Reverse Osmosis Housings: some RO systems have cartridges which drop into the housings, other have quick change cartridges where the housings and the cartridges are a single unit. It is important that in both cases the housings are AS3497 approved to Watermark Level 1 which guarantees that they will stand up to Australian water conditions. A licensed plumber will not install a system in your home unless it has the Watermark approval.
Sediment filter: not essential however it is advisable to use a sediment filter as they are inexpensive and help protect the more expensive carbon cartridge, the only job that the sediment filter carries out is to remove any dirt or sediment from the water.
Carbon Filter: essential part of the unit, this filter takes out the chlorine before it reaches the membrane, the membrane cannot remove chlorine and is also susceptible to chlorine attack. It is wise to change the sediment filter and carbon filter regularly to help maintain the efficiency of your RO unit.
RO Membrane: the heart of the system, DO NOT buy a membrane unless the retailer can prove that it has been NSF 58 certified. There are two types of membrane Thin Film Composite Membranes (TFC or TFM) and Cellulose Acetate Membranes, the most common in use is TFC which is very susceptible to chlorine attack hence the need to use a carbon pre filter. The membranes come with different flow rates 50 gallons per day (GPD) 75 GPD and 100 GPD are the most widely used, this of course refers to the amount of water that they can produce in 24 hours. It is important to note that it is not a simple case of selecting a 100 GPD membrane just because the flow rate is better, the membrane needs to be “used” to as close to its capacity as possible to ensure proper operation.
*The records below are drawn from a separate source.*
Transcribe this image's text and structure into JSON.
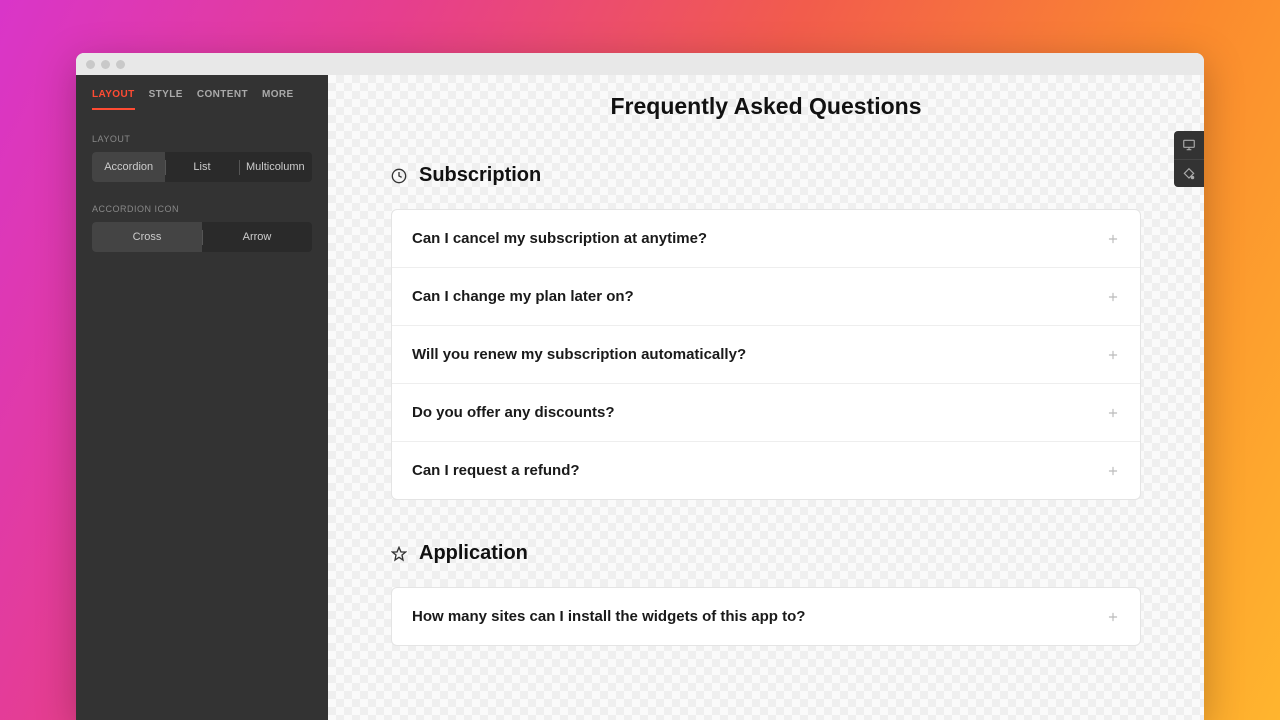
{
  "sidebar": {
    "tabs": [
      {
        "label": "LAYOUT",
        "active": true
      },
      {
        "label": "STYLE",
        "active": false
      },
      {
        "label": "CONTENT",
        "active": false
      },
      {
        "label": "MORE",
        "active": false
      }
    ],
    "layout_section_label": "LAYOUT",
    "layout_options": [
      {
        "label": "Accordion",
        "active": true
      },
      {
        "label": "List",
        "active": false
      },
      {
        "label": "Multicolumn",
        "active": false
      }
    ],
    "icon_section_label": "ACCORDION ICON",
    "icon_options": [
      {
        "label": "Cross",
        "active": true
      },
      {
        "label": "Arrow",
        "active": false
      }
    ]
  },
  "main": {
    "title": "Frequently Asked Questions",
    "categories": [
      {
        "icon": "clock",
        "title": "Subscription",
        "items": [
          {
            "q": "Can I cancel my subscription at anytime?"
          },
          {
            "q": "Can I change my plan later on?"
          },
          {
            "q": "Will you renew my subscription automatically?"
          },
          {
            "q": "Do you offer any discounts?"
          },
          {
            "q": "Can I request a refund?"
          }
        ]
      },
      {
        "icon": "star",
        "title": "Application",
        "items": [
          {
            "q": "How many sites can I install the widgets of this app to?"
          }
        ]
      }
    ]
  }
}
If the system is maintained properly the reverse osmosis membrane should last 3-5 years.
Flow Restrictor: if the flow restrictor was not fitted the pressure that is required to push the pure water through the membrane would not occur and most of the feed water would go to drain, the flow restrictor is sized according to the GPD rating of the membrane. It can be fitted in the elbow, inline or inserted inside the drain tube.
Auto Shut off Valve (ASV): we believe that a quality made in USA valve is the choice for any RO unit, this valve will stop the water being produced once the holding tank has filled, if this valve fails it could result in water running constantly to drain without the knowledge of the home owner.
Non Return Valve (NRV): This valve stops water back flowing from your holding tank and is critical to the operation of the system, they can be fitted in the elbow or inline. The unit will stop producing water once the pressure of the water in your RO tank is around 2/3 the pressure of the incoming water supply.
Holding Tank: Again come in different sizes, 12, 15 litre etc. It is important to note that the actual litres held by the tank will be less than stated by the manufacturer as a lot of the tank capacity is taken up by air and a bladder. The water does not come into contact with the tank wall as it is stored inside a butyl bladder which is inert, the outlet of the tank should be stainless steel to ensure that your pure water does not come into contact with lead or BPA. The tank has an air bladder inside which is under pressure usually 5 – 10 psi when empty, this can be tested in the same way that air pressure is measured in your tyres. There is only one water connection on the tank this is the connection where pure water both enters and exits the tank. If the air pressure in the tank is either too high or too low the water will not flow fully at your water filter tap.
Post Filter: the purpose of a post filter is to remove any non harmful bacteria that may be present in your holding tank and also to “polish” the pure water produced by the process of reverse osmosis. Post filters can also add minerals and increase the alkalinity of the RO water.